[RECORDS — start]

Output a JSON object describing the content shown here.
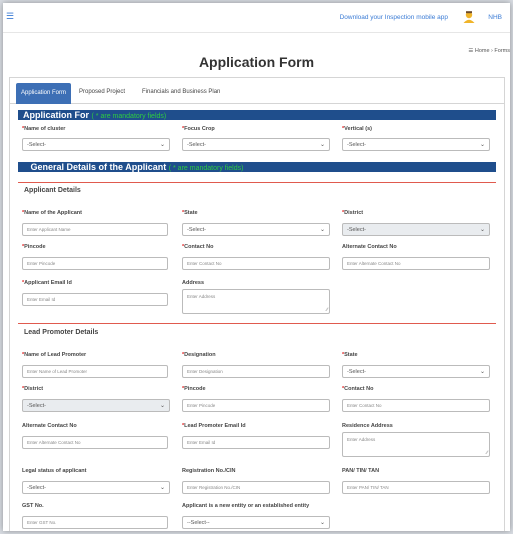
{
  "topbar": {
    "menu_icon": "hamburger-icon",
    "download_link": "Download your Inspection mobile app",
    "user_name": "NHB"
  },
  "breadcrumb": "☰ Home › Forms",
  "page_title": "Application Form",
  "tabs": [
    {
      "label": "Application Form",
      "active": true
    },
    {
      "label": "Proposed Project",
      "active": false
    },
    {
      "label": "Financials and Business Plan",
      "active": false
    }
  ],
  "section_application": {
    "title": "Application For",
    "note": "( * are mandatory fields)"
  },
  "application_for": {
    "cluster": {
      "label": "Name of cluster",
      "value": "-Select-"
    },
    "focus_crop": {
      "label": "Focus Crop",
      "value": "-Select-"
    },
    "vertical": {
      "label": "Vertical (s)",
      "value": "-Select-"
    }
  },
  "section_general": {
    "title": "General Details of the Applicant",
    "note": "( * are mandatory fields)"
  },
  "applicant_details": {
    "title": "Applicant Details",
    "name": {
      "label": "Name of the Applicant",
      "placeholder": "Enter Applicant Name"
    },
    "state": {
      "label": "State",
      "value": "-Select-"
    },
    "district": {
      "label": "District",
      "value": "-Select-"
    },
    "pincode": {
      "label": "Pincode",
      "placeholder": "Enter Pincode"
    },
    "contact": {
      "label": "Contact No",
      "placeholder": "Enter Contact No"
    },
    "alt_contact": {
      "label": "Alternate Contact No",
      "placeholder": "Enter Alternate Contact No"
    },
    "email": {
      "label": "Applicant Email Id",
      "placeholder": "Enter Email Id"
    },
    "address": {
      "label": "Address",
      "placeholder": "Enter Address"
    }
  },
  "lead_promoter": {
    "title": "Lead Promoter Details",
    "name": {
      "label": "Name of Lead Promoter",
      "placeholder": "Enter Name of Lead Promoter"
    },
    "designation": {
      "label": "Designation",
      "placeholder": "Enter Designation"
    },
    "state": {
      "label": "State",
      "value": "-Select-"
    },
    "district": {
      "label": "District",
      "value": "-Select-"
    },
    "pincode": {
      "label": "Pincode",
      "placeholder": "Enter Pincode"
    },
    "contact": {
      "label": "Contact No",
      "placeholder": "Enter Contact No"
    },
    "alt_contact": {
      "label": "Alternate Contact No",
      "placeholder": "Enter Alternate Contact No"
    },
    "email": {
      "label": "Lead Promoter Email Id",
      "placeholder": "Enter Email Id"
    },
    "residence": {
      "label": "Residence Address",
      "placeholder": "Enter Address"
    },
    "legal_status": {
      "label": "Legal status of applicant",
      "value": "-Select-"
    },
    "registration": {
      "label": "Registration No./CIN",
      "placeholder": "Enter Registration No./CIN"
    },
    "pan": {
      "label": "PAN/ TIN/ TAN",
      "placeholder": "Enter PAN/ TIN/ TAN"
    },
    "gst": {
      "label": "GST No.",
      "placeholder": "Enter GST No."
    },
    "entity": {
      "label": "Applicant is a new entity or an established entity",
      "value": "--Select--"
    }
  },
  "colors": {
    "tab_active": "#3d6fb5",
    "section_bar": "#1f4e8c",
    "note_green": "#2ecc40",
    "required_red": "#e02020",
    "divider_red": "#e05a4e"
  }
}
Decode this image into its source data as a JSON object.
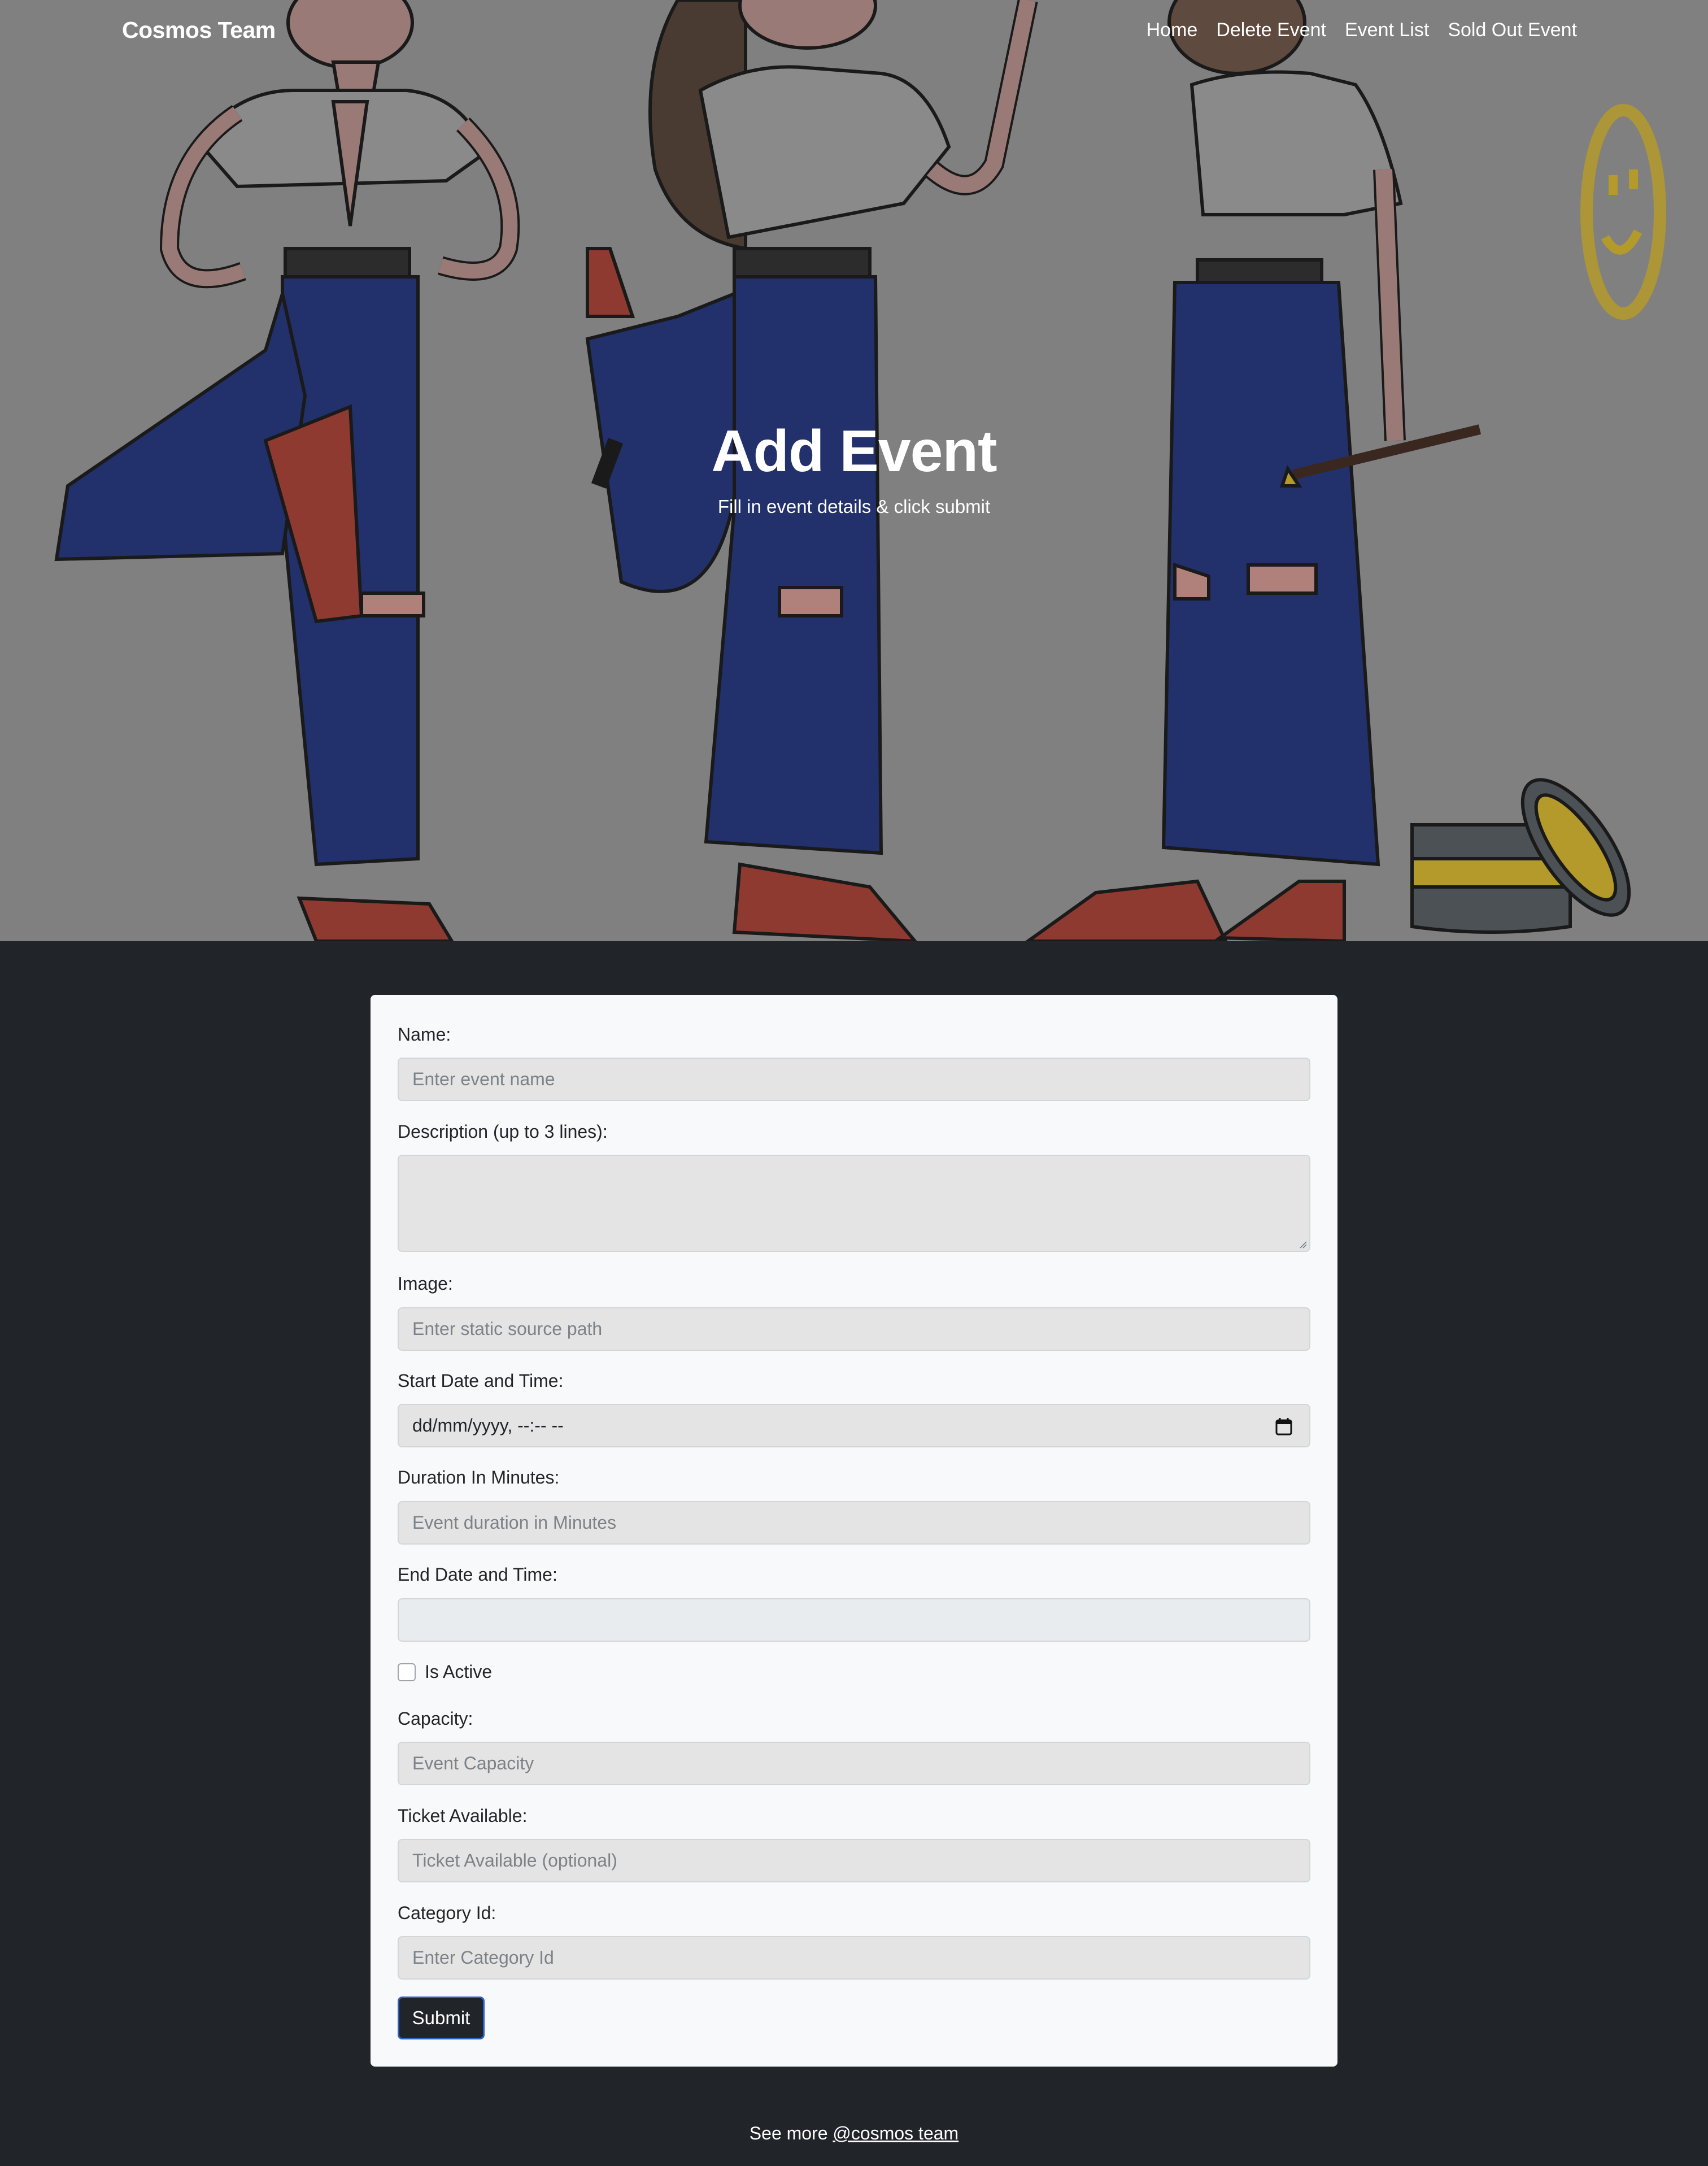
{
  "nav": {
    "brand": "Cosmos Team",
    "links": [
      "Home",
      "Delete Event",
      "Event List",
      "Sold Out Event"
    ]
  },
  "hero": {
    "title": "Add Event",
    "subtitle": "Fill in event details & click submit"
  },
  "form": {
    "name": {
      "label": "Name:",
      "placeholder": "Enter event name"
    },
    "description": {
      "label": "Description (up to 3 lines):",
      "placeholder": ""
    },
    "image": {
      "label": "Image:",
      "placeholder": "Enter static source path"
    },
    "start": {
      "label": "Start Date and Time:",
      "value": "dd/mm/yyyy, --:-- --"
    },
    "duration": {
      "label": "Duration In Minutes:",
      "placeholder": "Event duration in Minutes"
    },
    "end": {
      "label": "End Date and Time:",
      "value": ""
    },
    "is_active": {
      "label": "Is Active",
      "checked": false
    },
    "capacity": {
      "label": "Capacity:",
      "placeholder": "Event Capacity"
    },
    "ticket": {
      "label": "Ticket Available:",
      "placeholder": "Ticket Available (optional)"
    },
    "category": {
      "label": "Category Id:",
      "placeholder": "Enter Category Id"
    },
    "submit": "Submit"
  },
  "footer": {
    "text": "See more",
    "link": "@cosmos team"
  },
  "colors": {
    "hero_overlay": "#808080",
    "page_bg": "#212529",
    "card_bg": "#f8f9fa",
    "input_bg": "#e4e4e4",
    "submit_border": "#2b62c4"
  }
}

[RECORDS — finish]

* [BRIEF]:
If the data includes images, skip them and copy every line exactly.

* [OUTPUT FOR THIS TASK]:
Output a JSON object describing the content shown here.
{
  "topbar": {
    "menu_icon": "hamburger-icon",
    "download_link": "Download your Inspection mobile app",
    "user_name": "NHB"
  },
  "breadcrumb": "☰ Home › Forms",
  "page_title": "Application Form",
  "tabs": [
    {
      "label": "Application Form",
      "active": true
    },
    {
      "label": "Proposed Project",
      "active": false
    },
    {
      "label": "Financials and Business Plan",
      "active": false
    }
  ],
  "section_application": {
    "title": "Application For",
    "note": "( * are mandatory fields)"
  },
  "application_for": {
    "cluster": {
      "label": "Name of cluster",
      "value": "-Select-"
    },
    "focus_crop": {
      "label": "Focus Crop",
      "value": "-Select-"
    },
    "vertical": {
      "label": "Vertical (s)",
      "value": "-Select-"
    }
  },
  "section_general": {
    "title": "General Details of the Applicant",
    "note": "( * are mandatory fields)"
  },
  "applicant_details": {
    "title": "Applicant Details",
    "name": {
      "label": "Name of the Applicant",
      "placeholder": "Enter Applicant Name"
    },
    "state": {
      "label": "State",
      "value": "-Select-"
    },
    "district": {
      "label": "District",
      "value": "-Select-"
    },
    "pincode": {
      "label": "Pincode",
      "placeholder": "Enter Pincode"
    },
    "contact": {
      "label": "Contact No",
      "placeholder": "Enter Contact No"
    },
    "alt_contact": {
      "label": "Alternate Contact No",
      "placeholder": "Enter Alternate Contact No"
    },
    "email": {
      "label": "Applicant Email Id",
      "placeholder": "Enter Email Id"
    },
    "address": {
      "label": "Address",
      "placeholder": "Enter Address"
    }
  },
  "lead_promoter": {
    "title": "Lead Promoter Details",
    "name": {
      "label": "Name of Lead Promoter",
      "placeholder": "Enter Name of Lead Promoter"
    },
    "designation": {
      "label": "Designation",
      "placeholder": "Enter Designation"
    },
    "state": {
      "label": "State",
      "value": "-Select-"
    },
    "district": {
      "label": "District",
      "value": "-Select-"
    },
    "pincode": {
      "label": "Pincode",
      "placeholder": "Enter Pincode"
    },
    "contact": {
      "label": "Contact No",
      "placeholder": "Enter Contact No"
    },
    "alt_contact": {
      "label": "Alternate Contact No",
      "placeholder": "Enter Alternate Contact No"
    },
    "email": {
      "label": "Lead Promoter Email Id",
      "placeholder": "Enter Email Id"
    },
    "residence": {
      "label": "Residence Address",
      "placeholder": "Enter Address"
    },
    "legal_status": {
      "label": "Legal status of applicant",
      "value": "-Select-"
    },
    "registration": {
      "label": "Registration No./CIN",
      "placeholder": "Enter Registration No./CIN"
    },
    "pan": {
      "label": "PAN/ TIN/ TAN",
      "placeholder": "Enter PAN/ TIN/ TAN"
    },
    "gst": {
      "label": "GST No.",
      "placeholder": "Enter GST No."
    },
    "entity": {
      "label": "Applicant is a new entity or an established entity",
      "value": "--Select--"
    }
  },
  "colors": {
    "tab_active": "#3d6fb5",
    "section_bar": "#1f4e8c",
    "note_green": "#2ecc40",
    "required_red": "#e02020",
    "divider_red": "#e05a4e"
  }
}
Decode this image into its source data as a JSON object.
{
  "nav": {
    "brand": "Cosmos Team",
    "links": [
      "Home",
      "Delete Event",
      "Event List",
      "Sold Out Event"
    ]
  },
  "hero": {
    "title": "Add Event",
    "subtitle": "Fill in event details & click submit"
  },
  "form": {
    "name": {
      "label": "Name:",
      "placeholder": "Enter event name"
    },
    "description": {
      "label": "Description (up to 3 lines):",
      "placeholder": ""
    },
    "image": {
      "label": "Image:",
      "placeholder": "Enter static source path"
    },
    "start": {
      "label": "Start Date and Time:",
      "value": "dd/mm/yyyy, --:-- --"
    },
    "duration": {
      "label": "Duration In Minutes:",
      "placeholder": "Event duration in Minutes"
    },
    "end": {
      "label": "End Date and Time:",
      "value": ""
    },
    "is_active": {
      "label": "Is Active",
      "checked": false
    },
    "capacity": {
      "label": "Capacity:",
      "placeholder": "Event Capacity"
    },
    "ticket": {
      "label": "Ticket Available:",
      "placeholder": "Ticket Available (optional)"
    },
    "category": {
      "label": "Category Id:",
      "placeholder": "Enter Category Id"
    },
    "submit": "Submit"
  },
  "footer": {
    "text": "See more",
    "link": "@cosmos team"
  },
  "colors": {
    "hero_overlay": "#808080",
    "page_bg": "#212529",
    "card_bg": "#f8f9fa",
    "input_bg": "#e4e4e4",
    "submit_border": "#2b62c4"
  }
}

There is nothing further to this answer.